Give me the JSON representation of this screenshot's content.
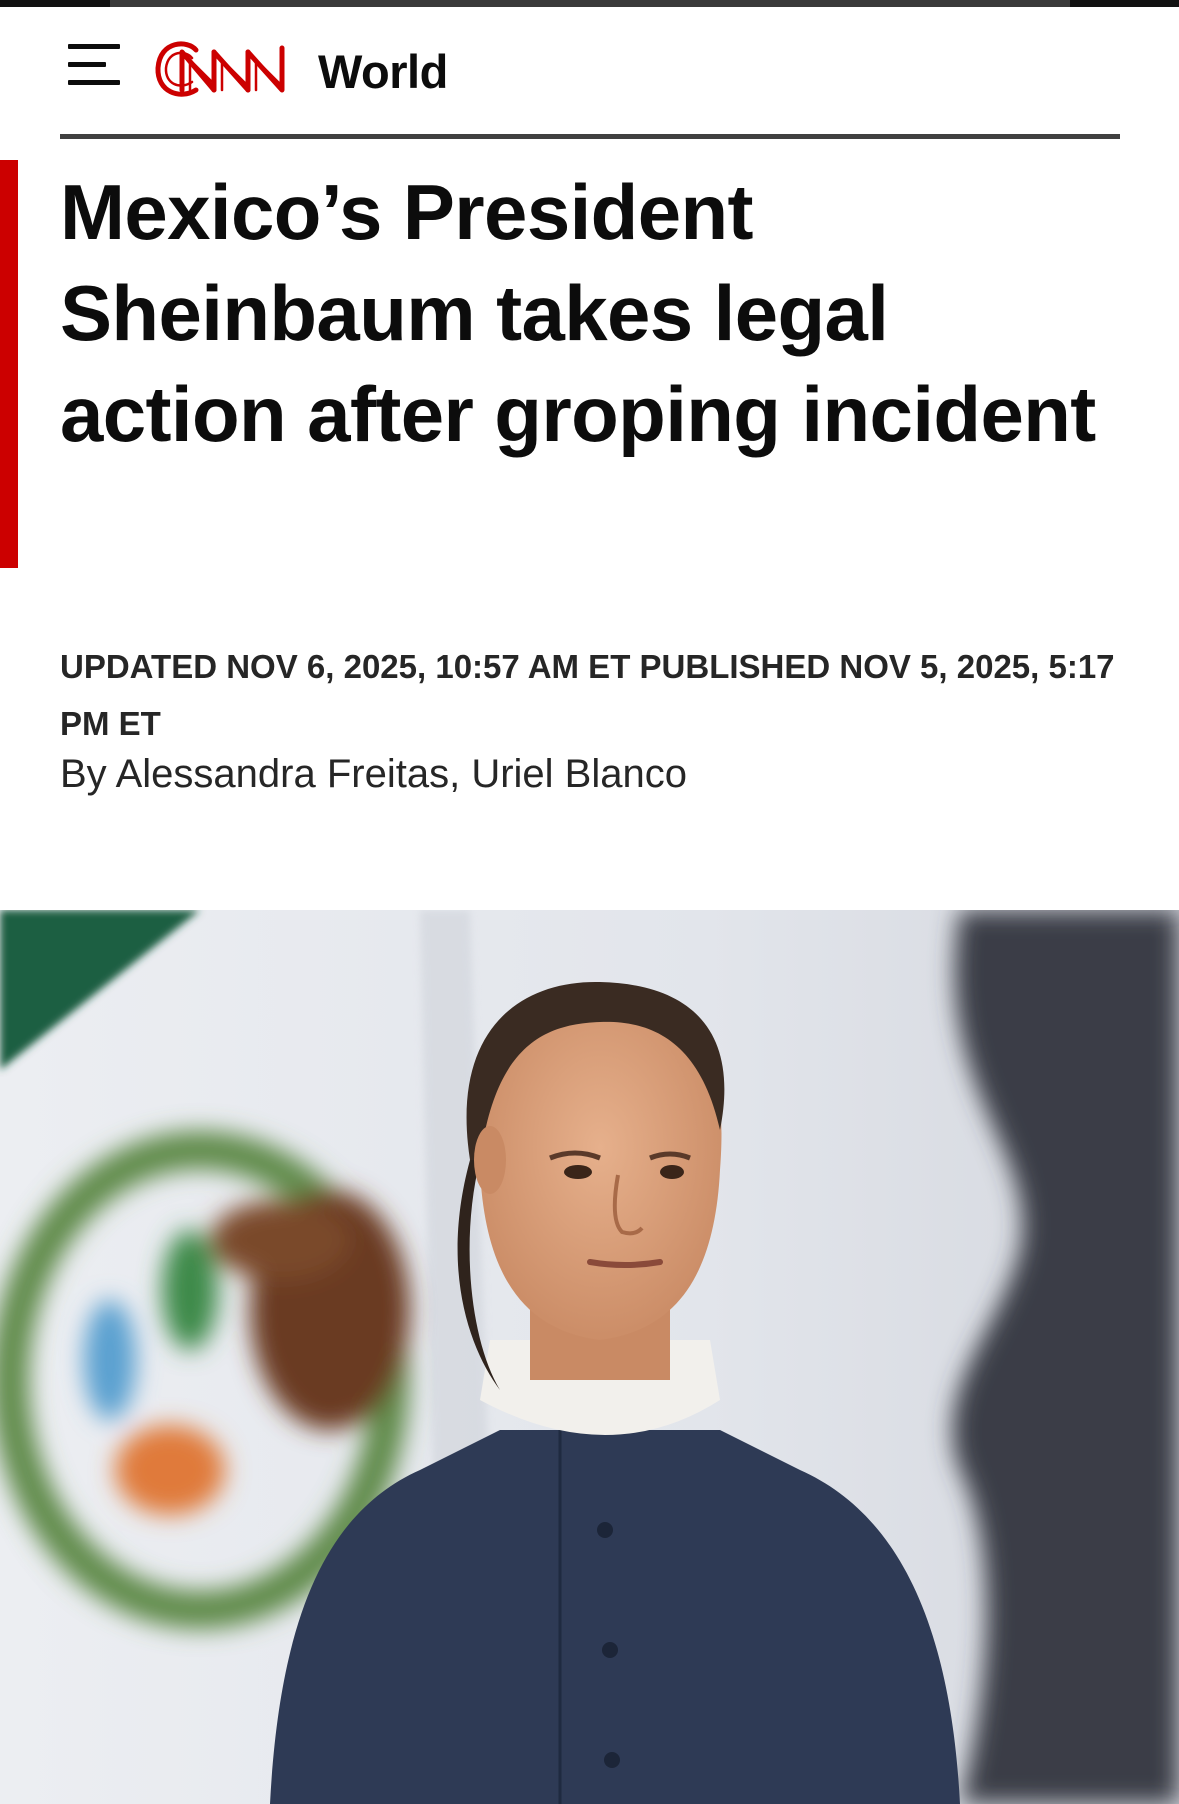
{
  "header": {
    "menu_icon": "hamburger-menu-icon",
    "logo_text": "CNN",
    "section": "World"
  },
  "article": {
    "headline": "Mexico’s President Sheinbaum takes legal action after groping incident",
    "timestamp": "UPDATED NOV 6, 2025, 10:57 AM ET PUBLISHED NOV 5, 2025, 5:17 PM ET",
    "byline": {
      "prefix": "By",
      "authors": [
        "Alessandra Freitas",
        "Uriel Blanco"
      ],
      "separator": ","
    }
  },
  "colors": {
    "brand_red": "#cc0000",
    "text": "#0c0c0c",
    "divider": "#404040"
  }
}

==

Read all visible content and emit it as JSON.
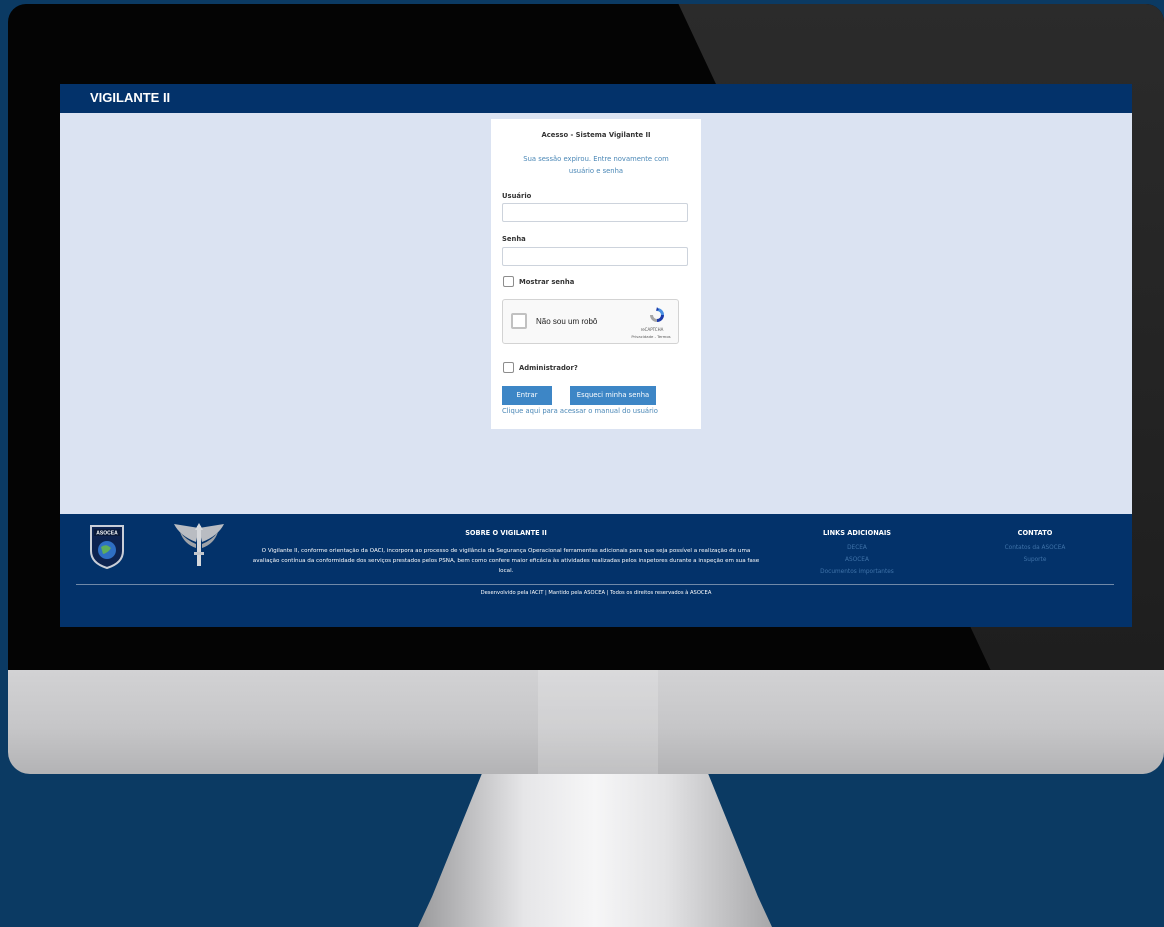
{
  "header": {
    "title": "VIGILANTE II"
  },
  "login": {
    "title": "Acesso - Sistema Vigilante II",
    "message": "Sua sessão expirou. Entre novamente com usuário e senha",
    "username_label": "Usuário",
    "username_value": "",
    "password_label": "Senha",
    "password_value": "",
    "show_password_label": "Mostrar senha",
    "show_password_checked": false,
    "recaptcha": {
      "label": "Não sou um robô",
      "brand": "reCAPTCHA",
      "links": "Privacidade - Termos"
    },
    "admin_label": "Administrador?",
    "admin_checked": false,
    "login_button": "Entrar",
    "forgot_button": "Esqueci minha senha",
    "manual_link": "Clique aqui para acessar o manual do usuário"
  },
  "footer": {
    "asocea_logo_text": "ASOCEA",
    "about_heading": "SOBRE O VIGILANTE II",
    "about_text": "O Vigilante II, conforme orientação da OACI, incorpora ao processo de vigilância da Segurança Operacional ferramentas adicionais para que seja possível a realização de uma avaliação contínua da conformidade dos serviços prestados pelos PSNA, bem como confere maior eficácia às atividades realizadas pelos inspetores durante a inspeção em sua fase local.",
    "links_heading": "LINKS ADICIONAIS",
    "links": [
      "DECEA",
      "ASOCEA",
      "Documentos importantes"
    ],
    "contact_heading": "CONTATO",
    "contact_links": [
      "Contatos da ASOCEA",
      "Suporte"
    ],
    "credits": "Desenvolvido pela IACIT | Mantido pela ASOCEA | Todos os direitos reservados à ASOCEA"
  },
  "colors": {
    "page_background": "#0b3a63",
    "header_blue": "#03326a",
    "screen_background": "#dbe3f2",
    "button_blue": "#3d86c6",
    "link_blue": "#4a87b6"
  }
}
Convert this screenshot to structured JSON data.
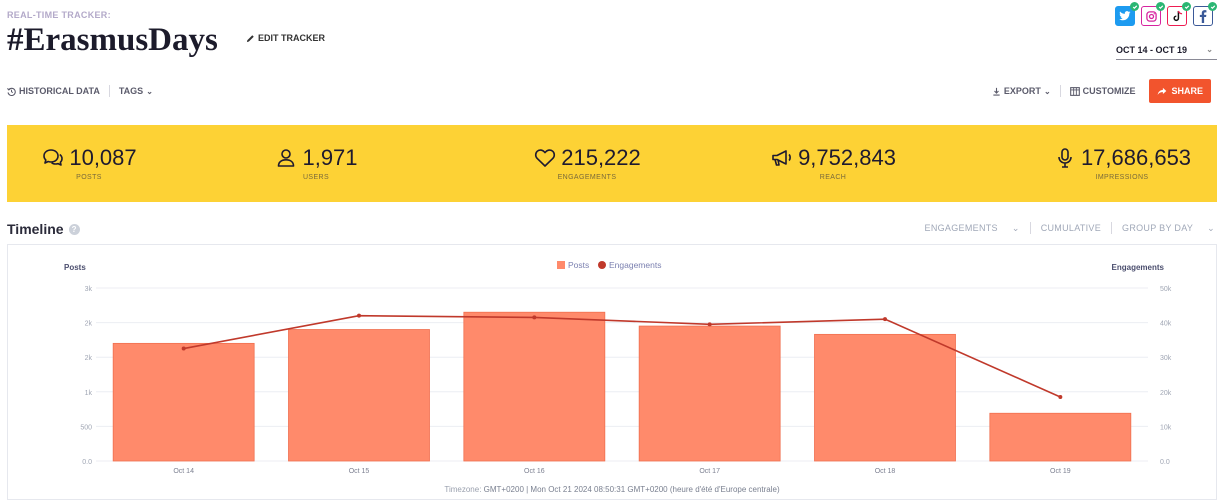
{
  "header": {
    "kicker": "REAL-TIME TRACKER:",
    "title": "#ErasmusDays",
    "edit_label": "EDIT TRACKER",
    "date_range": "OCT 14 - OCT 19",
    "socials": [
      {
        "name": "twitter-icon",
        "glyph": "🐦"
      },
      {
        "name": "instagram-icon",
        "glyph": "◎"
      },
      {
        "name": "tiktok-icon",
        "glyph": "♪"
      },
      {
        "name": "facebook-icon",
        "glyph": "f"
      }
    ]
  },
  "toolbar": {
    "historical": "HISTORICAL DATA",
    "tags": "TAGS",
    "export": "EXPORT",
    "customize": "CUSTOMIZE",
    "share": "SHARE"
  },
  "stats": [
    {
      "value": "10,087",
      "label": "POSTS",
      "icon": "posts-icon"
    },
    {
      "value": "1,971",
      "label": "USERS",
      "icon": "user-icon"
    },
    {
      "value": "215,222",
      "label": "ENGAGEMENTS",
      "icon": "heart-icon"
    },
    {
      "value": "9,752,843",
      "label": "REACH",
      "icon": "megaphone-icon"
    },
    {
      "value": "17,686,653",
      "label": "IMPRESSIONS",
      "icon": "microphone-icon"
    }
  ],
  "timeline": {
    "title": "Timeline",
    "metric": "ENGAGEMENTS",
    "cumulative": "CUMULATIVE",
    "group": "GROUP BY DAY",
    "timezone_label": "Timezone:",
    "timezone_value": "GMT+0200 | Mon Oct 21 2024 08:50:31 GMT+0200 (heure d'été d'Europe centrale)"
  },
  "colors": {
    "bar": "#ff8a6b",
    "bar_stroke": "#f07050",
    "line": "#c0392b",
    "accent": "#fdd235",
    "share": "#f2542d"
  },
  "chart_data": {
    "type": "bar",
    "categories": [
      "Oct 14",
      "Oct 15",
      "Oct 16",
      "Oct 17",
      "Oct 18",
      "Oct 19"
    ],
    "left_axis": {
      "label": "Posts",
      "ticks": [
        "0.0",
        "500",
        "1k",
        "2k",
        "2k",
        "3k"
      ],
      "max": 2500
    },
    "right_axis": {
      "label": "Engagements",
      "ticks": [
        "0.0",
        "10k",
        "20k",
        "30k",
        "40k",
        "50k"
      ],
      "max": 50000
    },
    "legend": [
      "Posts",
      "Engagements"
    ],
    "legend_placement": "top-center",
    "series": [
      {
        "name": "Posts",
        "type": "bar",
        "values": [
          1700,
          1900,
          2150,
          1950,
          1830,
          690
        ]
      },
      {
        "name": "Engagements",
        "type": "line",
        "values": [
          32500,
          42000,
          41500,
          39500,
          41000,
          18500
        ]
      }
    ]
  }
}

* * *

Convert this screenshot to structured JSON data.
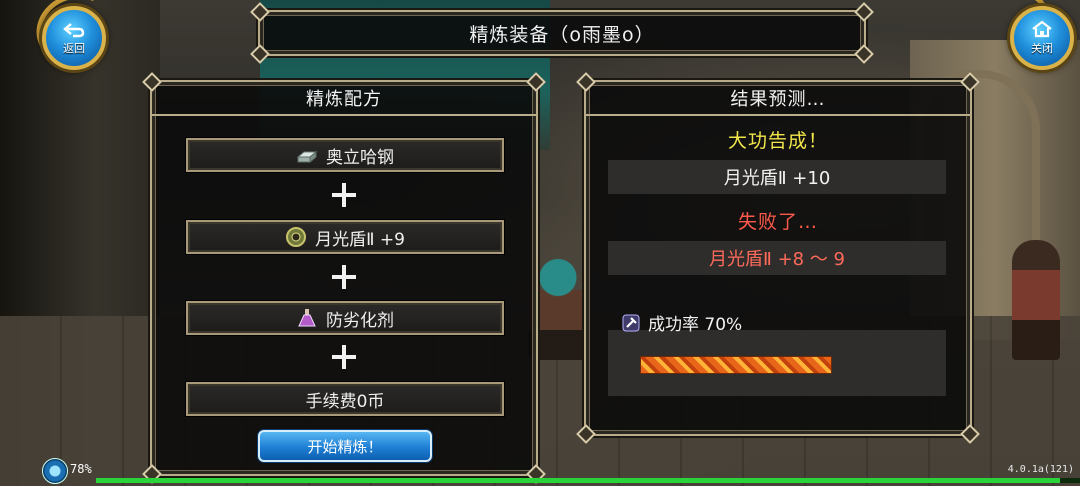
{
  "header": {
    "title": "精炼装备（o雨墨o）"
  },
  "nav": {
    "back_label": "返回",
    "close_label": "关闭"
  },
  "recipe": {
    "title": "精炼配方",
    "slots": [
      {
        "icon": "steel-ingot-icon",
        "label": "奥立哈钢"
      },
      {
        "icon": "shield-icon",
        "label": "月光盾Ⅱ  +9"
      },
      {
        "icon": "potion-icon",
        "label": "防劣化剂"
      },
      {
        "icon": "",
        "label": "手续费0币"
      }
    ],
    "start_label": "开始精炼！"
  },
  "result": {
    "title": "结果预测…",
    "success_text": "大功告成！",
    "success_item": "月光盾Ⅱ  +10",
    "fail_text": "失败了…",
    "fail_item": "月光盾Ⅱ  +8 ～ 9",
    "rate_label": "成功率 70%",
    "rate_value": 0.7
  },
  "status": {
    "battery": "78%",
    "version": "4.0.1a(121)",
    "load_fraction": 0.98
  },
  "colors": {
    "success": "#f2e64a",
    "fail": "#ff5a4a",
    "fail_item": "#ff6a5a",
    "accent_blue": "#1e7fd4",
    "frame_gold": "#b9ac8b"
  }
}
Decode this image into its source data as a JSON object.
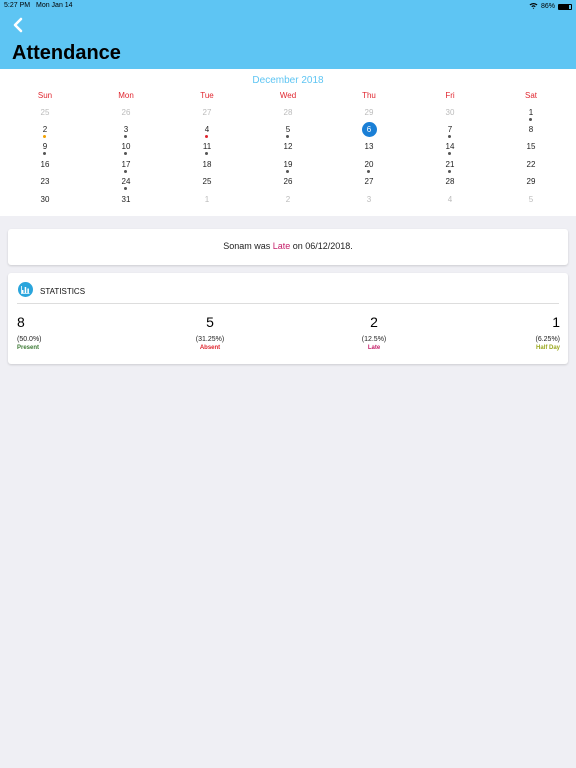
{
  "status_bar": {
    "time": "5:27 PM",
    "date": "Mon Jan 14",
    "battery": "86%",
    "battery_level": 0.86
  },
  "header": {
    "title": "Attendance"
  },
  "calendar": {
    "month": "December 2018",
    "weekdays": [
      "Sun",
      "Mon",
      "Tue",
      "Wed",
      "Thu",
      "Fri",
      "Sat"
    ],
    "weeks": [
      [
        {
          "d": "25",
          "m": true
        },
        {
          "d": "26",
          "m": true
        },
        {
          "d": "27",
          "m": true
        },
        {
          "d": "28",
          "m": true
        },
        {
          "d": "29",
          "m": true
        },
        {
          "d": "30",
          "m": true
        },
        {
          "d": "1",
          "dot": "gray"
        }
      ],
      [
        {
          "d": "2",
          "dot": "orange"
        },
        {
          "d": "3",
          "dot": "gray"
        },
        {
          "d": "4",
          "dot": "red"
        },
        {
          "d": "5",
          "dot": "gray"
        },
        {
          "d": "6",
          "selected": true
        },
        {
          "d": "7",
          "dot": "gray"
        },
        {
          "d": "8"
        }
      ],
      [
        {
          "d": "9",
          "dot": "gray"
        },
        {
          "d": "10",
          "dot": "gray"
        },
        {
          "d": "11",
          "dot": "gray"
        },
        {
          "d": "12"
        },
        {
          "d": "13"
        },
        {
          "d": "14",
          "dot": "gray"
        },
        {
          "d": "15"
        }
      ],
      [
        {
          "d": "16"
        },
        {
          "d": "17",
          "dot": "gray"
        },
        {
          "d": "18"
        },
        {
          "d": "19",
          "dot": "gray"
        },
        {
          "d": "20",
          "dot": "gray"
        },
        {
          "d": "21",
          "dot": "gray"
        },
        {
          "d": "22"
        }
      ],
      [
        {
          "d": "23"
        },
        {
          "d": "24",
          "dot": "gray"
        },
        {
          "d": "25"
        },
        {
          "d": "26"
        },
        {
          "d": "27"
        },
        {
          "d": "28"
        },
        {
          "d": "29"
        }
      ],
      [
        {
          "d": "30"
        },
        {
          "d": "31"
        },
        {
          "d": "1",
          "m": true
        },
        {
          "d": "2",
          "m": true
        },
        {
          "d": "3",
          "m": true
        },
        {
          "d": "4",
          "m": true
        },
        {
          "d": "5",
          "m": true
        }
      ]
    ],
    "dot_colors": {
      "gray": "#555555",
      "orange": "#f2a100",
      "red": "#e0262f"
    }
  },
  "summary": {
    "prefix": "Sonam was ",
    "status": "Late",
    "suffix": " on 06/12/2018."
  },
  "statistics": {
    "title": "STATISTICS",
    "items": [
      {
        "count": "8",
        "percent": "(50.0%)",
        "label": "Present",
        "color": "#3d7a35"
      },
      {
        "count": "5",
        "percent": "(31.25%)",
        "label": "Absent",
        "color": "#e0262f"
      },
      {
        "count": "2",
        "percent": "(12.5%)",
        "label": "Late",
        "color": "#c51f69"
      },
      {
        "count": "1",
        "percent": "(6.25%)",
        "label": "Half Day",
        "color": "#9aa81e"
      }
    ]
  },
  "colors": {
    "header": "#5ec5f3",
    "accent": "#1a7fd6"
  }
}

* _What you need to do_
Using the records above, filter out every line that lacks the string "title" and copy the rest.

* _Output below_
    "title": "VIGILANTE II"
    "title": "Acesso - Sistema Vigilante II",
    "title": "#ErasmusDays",
    "title": "Timeline",
    "title": "精炼装备（o雨墨o）"
    "title": "精炼配方",
    "title": "结果预测…",
    "title": "Attendance"
    "title": "STATISTICS",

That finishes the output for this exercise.